Amid expectations that President Obama will encourage Congress to pass jobs legislation during his upcoming State of the Union address, LGBT advocates are calling on him to articulate the need for legislative and administrative action to protect against anti-LGBT job bias.
President Obama will deliver the State of the Union address on Tuesday at 9 p.m. before a joint session of Congress to inform lawmakers about legislation he wants passed during the first year of his second term, which may include immigration reform, deficit reduction, gun control and job creation initiatives.
But LGBT rights supporters — recalling Obama’s historic LGBT-inclusion in his inaugural address — are asking Obama to address one LGBT issue that remains outstanding since the start of his administration in 2009: the lack of federal non-discrimination protections for LGBT workers. Legislation addressing the issue that has languished in Congress for decades is known as the Employment Non-Discrimination Act.
Tico Almeida, president of the LGBT group Freedom to Work, said “it would be fantastic” for Obama to follow-up on his inaugural speech to call for ENDA passage.
“The year 2013 should bring important steps forward on ENDA, with a high probability of a successful Senate Committee mark-up and the possibility of a long overdue ENDA vote on the Senate floor,” Almeida said. “It would be very helpful for the president to use the State of the Union to assert his strong leadership on this issue by publicly calling on both chambers of Congress to vote on ENDA.”
It wouldn’t be the first time ENDA was mentioned during a State of the Union address. In 1999, then-President Clinton called for passage of the bill in addition to approval of hate crimes protections legislation, which Obama eventually signed into law in 2009.
“Discrimination or violence because of race or religion, ancestry or gender, disability or sexual orientation is wrong and it ought to be illegal,” Clinton said. “Therefore, I ask Congress to make the Employment Non-Discrimination Act and the Hate Crimes Prevention Act the law of the land.”
Obama has also made references to the LGBT community in previous State of the Union addresses. In 2010, he foreshadowed the legislative effort to repeal “Don’t Ask, Don’t Tell,” promising to “work with Congress and our military to finally repeal the law that denies gay Americans the right to serve the country they love because of who they are.”
In 2011, Obama pledged to finish the job on “Don’t Ask, Don’t Tell” by certifying an end to the military’s gay ban before the end of the year.
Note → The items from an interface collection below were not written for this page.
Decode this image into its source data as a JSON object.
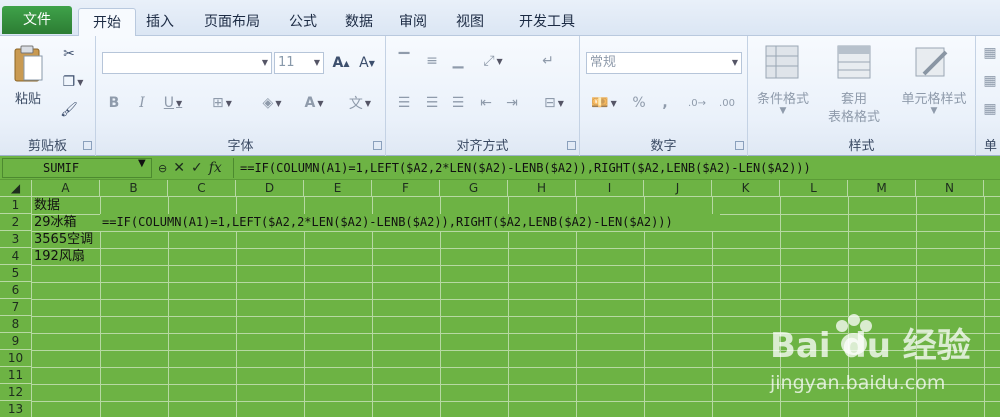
{
  "tabs": [
    "文件",
    "开始",
    "插入",
    "页面布局",
    "公式",
    "数据",
    "审阅",
    "视图",
    "开发工具"
  ],
  "ribbon": {
    "clipboard": {
      "paste_label": "粘贴",
      "group_label": "剪贴板"
    },
    "font": {
      "font_size": "11",
      "bold": "B",
      "italic": "I",
      "underline": "U",
      "group_label": "字体",
      "grow_icon": "font-grow-icon",
      "shrink_icon": "font-shrink-icon"
    },
    "alignment": {
      "group_label": "对齐方式"
    },
    "number": {
      "format_value": "常规",
      "percent": "%",
      "comma": ",",
      "group_label": "数字"
    },
    "styles": {
      "conditional": "条件格式",
      "table_style_line1": "套用",
      "table_style_line2": "表格格式",
      "cell_styles": "单元格样式",
      "group_label": "样式"
    },
    "cells": {
      "group_label": "单"
    }
  },
  "formula_bar": {
    "name_box": "SUMIF",
    "cancel": "✕",
    "enter": "✓",
    "fx": "fx",
    "formula": "==IF(COLUMN(A1)=1,LEFT($A2,2*LEN($A2)-LENB($A2)),RIGHT($A2,LENB($A2)-LEN($A2)))"
  },
  "sheet": {
    "columns": [
      "A",
      "B",
      "C",
      "D",
      "E",
      "F",
      "G",
      "H",
      "I",
      "J",
      "K",
      "L",
      "M",
      "N"
    ],
    "rows": [
      "1",
      "2",
      "3",
      "4",
      "5",
      "6",
      "7",
      "8",
      "9",
      "10",
      "11",
      "12",
      "13"
    ],
    "cells": {
      "A1": "数据",
      "A2": "29冰箱",
      "A3": "3565空调",
      "A4": "192风扇",
      "B2": "==IF(COLUMN(A1)=1,LEFT($A2,2*LEN($A2)-LENB($A2)),RIGHT($A2,LENB($A2)-LEN($A2)))"
    }
  },
  "watermark": {
    "logo": "Bai  du 经验",
    "url": "jingyan.baidu.com"
  }
}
And last year, as lesbian Air Force Col. Ginger Wallace sat in the box near first lady Michelle Obama, Obama alluded to repeal of the ban, saying, “When you put on that uniform, it doesn’t matter if you’re black or white; Asian or Latino; conservative or liberal; rich or poor; gay or straight.”
What Obama will say during the State of the Union address this year is unknown. Shin Inouye, a White House spokesperson, said he doesn’t have a preview of Obama’s remarks.
But the request to articulate the need for workplace protections for LGBT people isn’t limited to legislation. LGBT advocates say the State of the Union would also be an opportunity for Obama to commit to an executive order that would bar federal contractors from discriminating against workers on the basis of sexual orientation and gender identity.
Fred Sainz, vice president of communications for the Human Rights Campaign, said the nation’s largest LGBT group “would love to see” Obama pledge to issue this order during his remarks.
“With federal employment discrimination legislation for LGBT people currently stalled in Congress, such an order would be an important step forward and would provide important protections for millions of American workers,” Sainz said. “It’s also a natural extension of the president’s ‘We Can’t Wait’ campaign.”
The White House has repeatedly said it prefers a legislative approach to instituting federal non-discrimination protections as opposed to administrative action. Asked about the directive by the Washington Blade in December, White House Press Secretary Jay Carney said the legislative approach to “Don’t Ask, Don’t Tell” repeal should be “a model for the way to approach these issues.”
But Freedom to Work’s Almeida said observers may see a reversal during the upcoming State of the Union address because Obama has previously taken the opportunity of these speeches to announce administrative action.
“President Obama has announced other executive orders during prior addresses to Congress, and it would be great if the president used this opportunity to announce that he is fulfilling a campaign promise to prevent taxpayer money from being squandered on workplace discrimination and harassment against LGBT employees,” Almeida said.
If Obama doesn’t elect to enumerate any specific pro-LGBT initiative during the speech, it’s possible he could offer a more general sense of support for the LGBT community as he did during his inaugural.
Sainz noted the importance of including such language in the State of the Union regardless of whether any mention of ENDA is made.
“Language that speaks to the inclusion of LGBT people as being a vital and important part of America is always important,” Sainz said. “The president’s recognition of the historical significance of Stonewall was incredibly important not just to the dignity of our movement but also to growing support among fair-minded Americans for the whole host of unfinished priorities.”